• Work task
Among the entries below, find each line with "Bank" and show it.

• Dataset excerpts
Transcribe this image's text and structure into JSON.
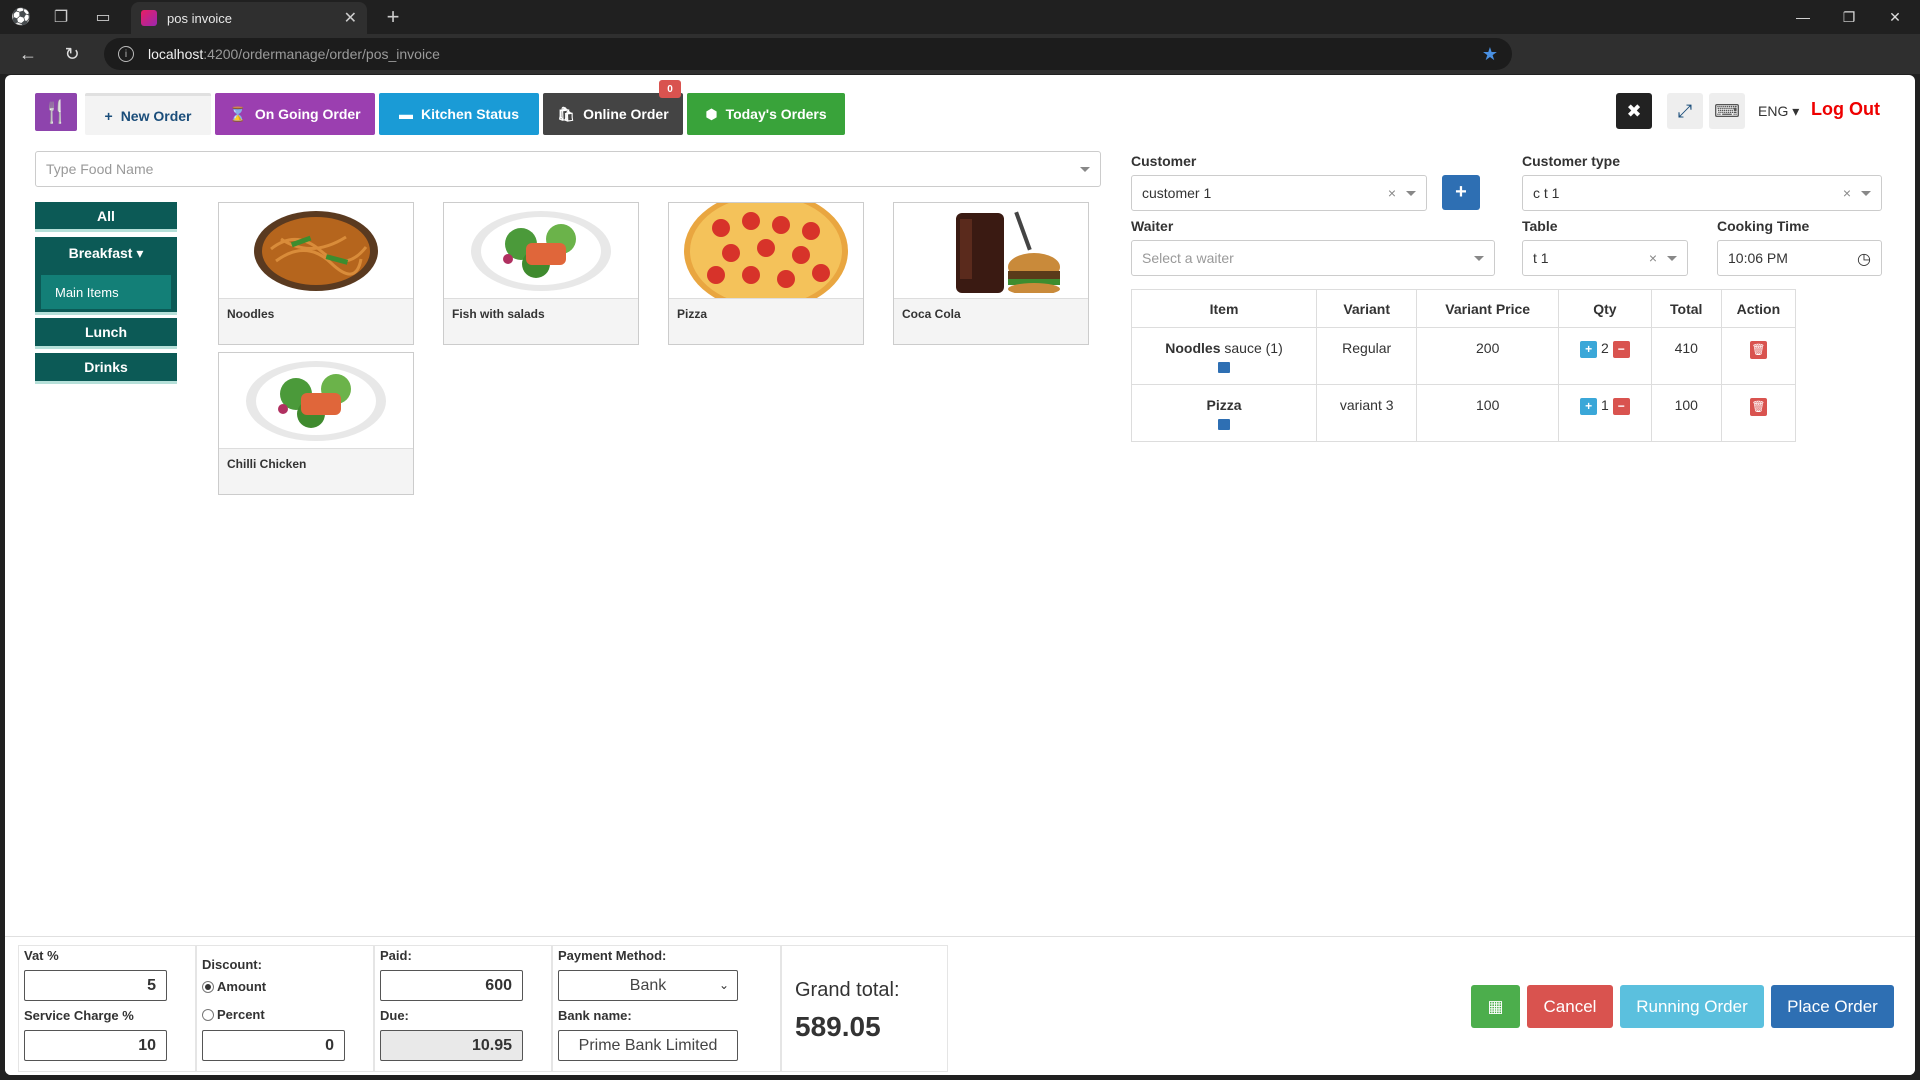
{
  "browser": {
    "tab_title": "pos invoice",
    "url_host": "localhost",
    "url_path": ":4200/ordermanage/order/pos_invoice"
  },
  "nav": {
    "new_order": "New Order",
    "ongoing_order": "On Going Order",
    "kitchen_status": "Kitchen Status",
    "online_order": "Online Order",
    "online_badge": "0",
    "todays_orders": "Today's Orders"
  },
  "top_right": {
    "language": "ENG",
    "logout": "Log Out"
  },
  "food_search": {
    "placeholder": "Type Food Name"
  },
  "categories": [
    {
      "label": "All"
    },
    {
      "label": "Breakfast",
      "subitems": [
        "Main Items"
      ]
    },
    {
      "label": "Lunch"
    },
    {
      "label": "Drinks"
    }
  ],
  "foods": [
    {
      "name": "Noodles",
      "icon": "noodles-image"
    },
    {
      "name": "Fish with salads",
      "icon": "salad-image"
    },
    {
      "name": "Pizza",
      "icon": "pizza-image"
    },
    {
      "name": "Coca Cola",
      "icon": "cola-burger-image"
    },
    {
      "name": "Chilli Chicken",
      "icon": "salad-image"
    }
  ],
  "form": {
    "customer_label": "Customer",
    "customer_value": "customer 1",
    "customer_type_label": "Customer type",
    "customer_type_value": "c t 1",
    "waiter_label": "Waiter",
    "waiter_placeholder": "Select a waiter",
    "table_label": "Table",
    "table_value": "t 1",
    "cooking_time_label": "Cooking Time",
    "cooking_time_value": "10:06  PM"
  },
  "order_table": {
    "headers": [
      "Item",
      "Variant",
      "Variant Price",
      "Qty",
      "Total",
      "Action"
    ],
    "rows": [
      {
        "item": "Noodles",
        "item_extra": " sauce (1)",
        "variant": "Regular",
        "variant_price": "200",
        "qty": "2",
        "total": "410"
      },
      {
        "item": "Pizza",
        "item_extra": "",
        "variant": "variant 3",
        "variant_price": "100",
        "qty": "1",
        "total": "100"
      }
    ]
  },
  "footer": {
    "vat_label": "Vat %",
    "vat_value": "5",
    "service_label": "Service Charge %",
    "service_value": "10",
    "discount_label": "Discount:",
    "discount_amount": "Amount",
    "discount_percent": "Percent",
    "discount_value": "0",
    "paid_label": "Paid:",
    "paid_value": "600",
    "due_label": "Due:",
    "due_value": "10.95",
    "payment_label": "Payment Method:",
    "payment_value": "Bank",
    "bank_label": "Bank name:",
    "bank_value": "Prime Bank Limited",
    "grand_total_label": "Grand total:",
    "grand_total_value": "589.05"
  },
  "actions": {
    "cancel": "Cancel",
    "running_order": "Running Order",
    "place_order": "Place Order"
  },
  "colors": {
    "accent_purple": "#8e44ad",
    "category_teal": "#0c5a56",
    "danger": "#d9534f",
    "primary": "#2e6fb3"
  }
}
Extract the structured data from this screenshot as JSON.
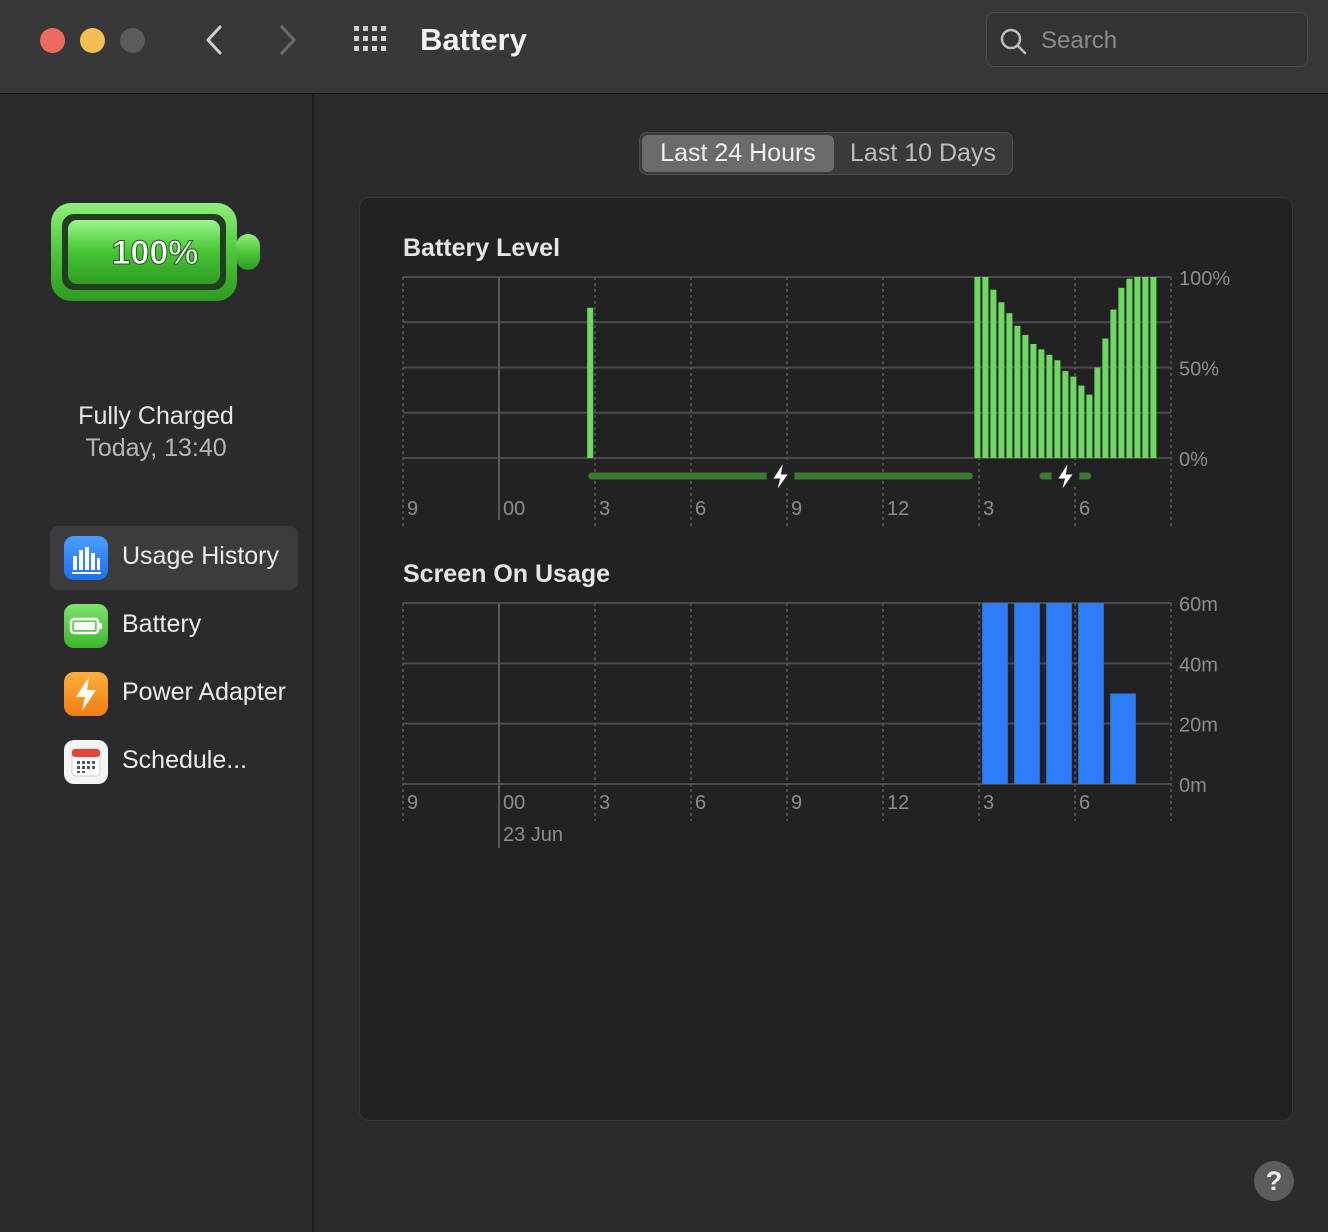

• Exercise solution
    "payment_value": "Bank",
    "bank_label": "Bank name:",
    "bank_value": "Prime Bank Limited",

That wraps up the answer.